:: Records supplied ::

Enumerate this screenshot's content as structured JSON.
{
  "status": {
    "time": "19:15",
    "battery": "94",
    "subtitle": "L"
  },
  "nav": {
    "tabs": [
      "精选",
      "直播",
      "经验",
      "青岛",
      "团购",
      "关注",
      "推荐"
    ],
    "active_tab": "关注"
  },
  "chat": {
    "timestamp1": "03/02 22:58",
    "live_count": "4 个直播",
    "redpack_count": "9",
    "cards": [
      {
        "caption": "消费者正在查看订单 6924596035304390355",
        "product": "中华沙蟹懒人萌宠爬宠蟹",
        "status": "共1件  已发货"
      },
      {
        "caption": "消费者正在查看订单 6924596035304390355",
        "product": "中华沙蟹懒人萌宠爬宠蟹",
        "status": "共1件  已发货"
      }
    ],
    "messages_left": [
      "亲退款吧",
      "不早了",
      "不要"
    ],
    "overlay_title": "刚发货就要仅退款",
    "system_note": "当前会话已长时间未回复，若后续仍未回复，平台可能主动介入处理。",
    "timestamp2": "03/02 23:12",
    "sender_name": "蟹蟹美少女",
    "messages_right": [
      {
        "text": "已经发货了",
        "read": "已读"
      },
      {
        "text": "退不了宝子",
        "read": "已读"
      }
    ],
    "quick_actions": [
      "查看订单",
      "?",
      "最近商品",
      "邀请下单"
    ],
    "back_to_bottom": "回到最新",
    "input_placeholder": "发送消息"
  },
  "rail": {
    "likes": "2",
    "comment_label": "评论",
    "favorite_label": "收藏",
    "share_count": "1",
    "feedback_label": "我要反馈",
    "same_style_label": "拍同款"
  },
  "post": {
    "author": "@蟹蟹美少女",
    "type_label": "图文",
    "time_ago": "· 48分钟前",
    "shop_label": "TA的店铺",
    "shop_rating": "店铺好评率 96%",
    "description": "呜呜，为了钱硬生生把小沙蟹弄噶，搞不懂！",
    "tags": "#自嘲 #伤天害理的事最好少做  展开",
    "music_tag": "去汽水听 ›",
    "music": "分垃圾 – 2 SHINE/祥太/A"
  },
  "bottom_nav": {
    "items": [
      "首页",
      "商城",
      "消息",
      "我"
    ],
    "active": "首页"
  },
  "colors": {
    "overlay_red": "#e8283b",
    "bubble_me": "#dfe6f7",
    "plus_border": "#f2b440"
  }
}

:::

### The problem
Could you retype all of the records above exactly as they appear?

### Exercise solution
Enumerate this screenshot's content as structured JSON.
{
  "status": {
    "time": "19:15",
    "battery": "94",
    "subtitle": "L"
  },
  "nav": {
    "tabs": [
      "精选",
      "直播",
      "经验",
      "青岛",
      "团购",
      "关注",
      "推荐"
    ],
    "active_tab": "关注"
  },
  "chat": {
    "timestamp1": "03/02 22:58",
    "live_count": "4 个直播",
    "redpack_count": "9",
    "cards": [
      {
        "caption": "消费者正在查看订单 6924596035304390355",
        "product": "中华沙蟹懒人萌宠爬宠蟹",
        "status": "共1件  已发货"
      },
      {
        "caption": "消费者正在查看订单 6924596035304390355",
        "product": "中华沙蟹懒人萌宠爬宠蟹",
        "status": "共1件  已发货"
      }
    ],
    "messages_left": [
      "亲退款吧",
      "不早了",
      "不要"
    ],
    "overlay_title": "刚发货就要仅退款",
    "system_note": "当前会话已长时间未回复，若后续仍未回复，平台可能主动介入处理。",
    "timestamp2": "03/02 23:12",
    "sender_name": "蟹蟹美少女",
    "messages_right": [
      {
        "text": "已经发货了",
        "read": "已读"
      },
      {
        "text": "退不了宝子",
        "read": "已读"
      }
    ],
    "quick_actions": [
      "查看订单",
      "?",
      "最近商品",
      "邀请下单"
    ],
    "back_to_bottom": "回到最新",
    "input_placeholder": "发送消息"
  },
  "rail": {
    "likes": "2",
    "comment_label": "评论",
    "favorite_label": "收藏",
    "share_count": "1",
    "feedback_label": "我要反馈",
    "same_style_label": "拍同款"
  },
  "post": {
    "author": "@蟹蟹美少女",
    "type_label": "图文",
    "time_ago": "· 48分钟前",
    "shop_label": "TA的店铺",
    "shop_rating": "店铺好评率 96%",
    "description": "呜呜，为了钱硬生生把小沙蟹弄噶，搞不懂！",
    "tags": "#自嘲 #伤天害理的事最好少做  展开",
    "music_tag": "去汽水听 ›",
    "music": "分垃圾 – 2 SHINE/祥太/A"
  },
  "bottom_nav": {
    "items": [
      "首页",
      "商城",
      "消息",
      "我"
    ],
    "active": "首页"
  },
  "colors": {
    "overlay_red": "#e8283b",
    "bubble_me": "#dfe6f7",
    "plus_border": "#f2b440"
  }
}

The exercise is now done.